Elastography breaks new ground in musculoskeletal imaging

December 1, 2008

Researchers from Egypt and Austria are taking a leap of faith to evaluate several possible ultrasound elastography applications in musculoskeletal radiology. Everyone from weekend warriors to elite athletes may benefit if the test is proven effective, according to papers released Monday at the RSNA meeting.

Researchers from Egypt and Austria are taking a leap of faith to evaluate several possible ultrasound elastography applications in musculoskeletal radiology. Everyone from weekend warriors to elite athletes may benefit if the test is proven effective, according to papers released Monday at the RSNA meeting.

Musculoskeletal radiologists seem keen on moving toward more quantitative, functional studies. But they need the right imaging tools to explain how MSK structures work instead of simply describing their appearance. Elastography -- performed by ultrasound or MRI -- emerged as a way to characterize the mechanical properties of tissue. It has been praised as a useful diagnostic tool in breast, prostate, cervix, and thyroid applications.

Now musculoskeletal radiologists could also use real-time sonoelastography for diagnosis of tissue softening or tears of heel, elbow, and shoulder tendons.

Dr. Tobias De Zordo and colleagues at the Medical University of Innsbruck in Austria used sonoelastography to evaluate Achilles tendons. The investigators enrolled 25 patients with chronic tendinopathy and 25 healthy subjects who underwent a clinical exam and both standard and elastography ultrasound. They found that elastography could be just as accurate as standard ultrasound to detect tendon abnormalities in symptomatic as well as asymptomatic patients.

"Clinical differentiation between tendinopathies and other debilitating conditions is sometimes difficult. Sonoelastography showed good sensitivity and specificity in the detection of alterations of Achilles tendinopathy in good correlation with conventional ultrasound," De Zordo said.

In another study, the same group used sonoelastography to assess 32 patients previously diagnosed with lateral epicondylitis and 28 healthy volunteers. They compared results with those of the clinical exam plus standard and Doppler sonography.

Sonoelastography provided sensitivity, specificity, accuracy, and positive and negative predictive values of 100%, 89%, 94%, 88%, and 100%, respectively, compared with 95%, 89%, 91%, 88%, and 95% for conventional sonography. Findings suggest that elastography could work as a diagnostic adjunct to power Doppler for a more detailed assessment of patients presenting with elbow tendon lesions.

Researchers from Egypt used sonoelastography to assess the upraspinatus tendon in healthy volunteers and patients complaining of shoulder pain. They compared results with MRI and found that sonoelastography was a sensitive method for diagnosis of rotator cuff tears.

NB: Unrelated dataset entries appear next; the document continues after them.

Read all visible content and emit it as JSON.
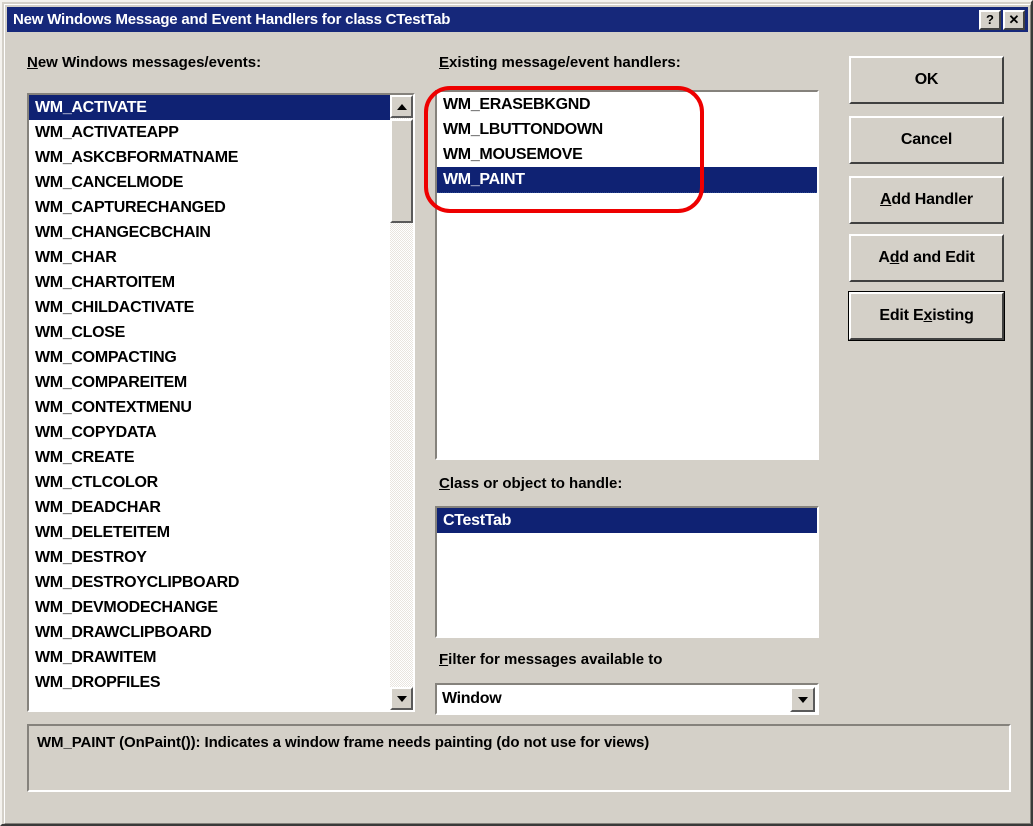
{
  "window": {
    "title": "New Windows Message and Event Handlers for class CTestTab",
    "help_button": "?",
    "close_button": "✕"
  },
  "new_messages": {
    "label_prefix": "N",
    "label_rest": "ew Windows messages/events:",
    "items": [
      "WM_ACTIVATE",
      "WM_ACTIVATEAPP",
      "WM_ASKCBFORMATNAME",
      "WM_CANCELMODE",
      "WM_CAPTURECHANGED",
      "WM_CHANGECBCHAIN",
      "WM_CHAR",
      "WM_CHARTOITEM",
      "WM_CHILDACTIVATE",
      "WM_CLOSE",
      "WM_COMPACTING",
      "WM_COMPAREITEM",
      "WM_CONTEXTMENU",
      "WM_COPYDATA",
      "WM_CREATE",
      "WM_CTLCOLOR",
      "WM_DEADCHAR",
      "WM_DELETEITEM",
      "WM_DESTROY",
      "WM_DESTROYCLIPBOARD",
      "WM_DEVMODECHANGE",
      "WM_DRAWCLIPBOARD",
      "WM_DRAWITEM",
      "WM_DROPFILES"
    ],
    "selected_index": 0,
    "scroll_up_arrow": "▲",
    "scroll_down_arrow": "▼"
  },
  "existing_handlers": {
    "label_prefix": "E",
    "label_rest": "xisting message/event handlers:",
    "items": [
      "WM_ERASEBKGND",
      "WM_LBUTTONDOWN",
      "WM_MOUSEMOVE",
      "WM_PAINT"
    ],
    "selected_index": 3
  },
  "class_object": {
    "label_prefix": "C",
    "label_rest": "lass or object to handle:",
    "items": [
      "CTestTab"
    ],
    "selected_index": 0
  },
  "filter": {
    "label_prefix": "F",
    "label_rest": "ilter for messages available to",
    "value": "Window",
    "dropdown_arrow": "▼"
  },
  "buttons": [
    {
      "name": "ok-button",
      "pre": "",
      "accel": "",
      "post": "OK",
      "default": false
    },
    {
      "name": "cancel-button",
      "pre": "",
      "accel": "",
      "post": "Cancel",
      "default": false
    },
    {
      "name": "add-handler-button",
      "pre": "",
      "accel": "A",
      "post": "dd Handler",
      "default": false
    },
    {
      "name": "add-and-edit-button",
      "pre": "A",
      "accel": "d",
      "post": "d and Edit",
      "default": false
    },
    {
      "name": "edit-existing-button",
      "pre": "Edit E",
      "accel": "x",
      "post": "isting",
      "default": true
    }
  ],
  "status": {
    "text": "WM_PAINT (OnPaint()):  Indicates a window frame needs painting (do not use for views)"
  },
  "colors": {
    "titlebar": "#16287a",
    "selection": "#0f2273",
    "dialog_face": "#d4d0c8",
    "annotation": "#ee0000"
  }
}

Further studies will tell how effective sonoelastography would be in diagnosing pathology, said session chair Dr. Jon A. Jacobson. Researchers need to define the diagnostic and prognostic benefit of elastography over gray-scale, color, or power Doppler imaging.

"There are potential applications," Jacobson told Diagnostic Imaging. "What remains to be seen is how much of that can be used clinically."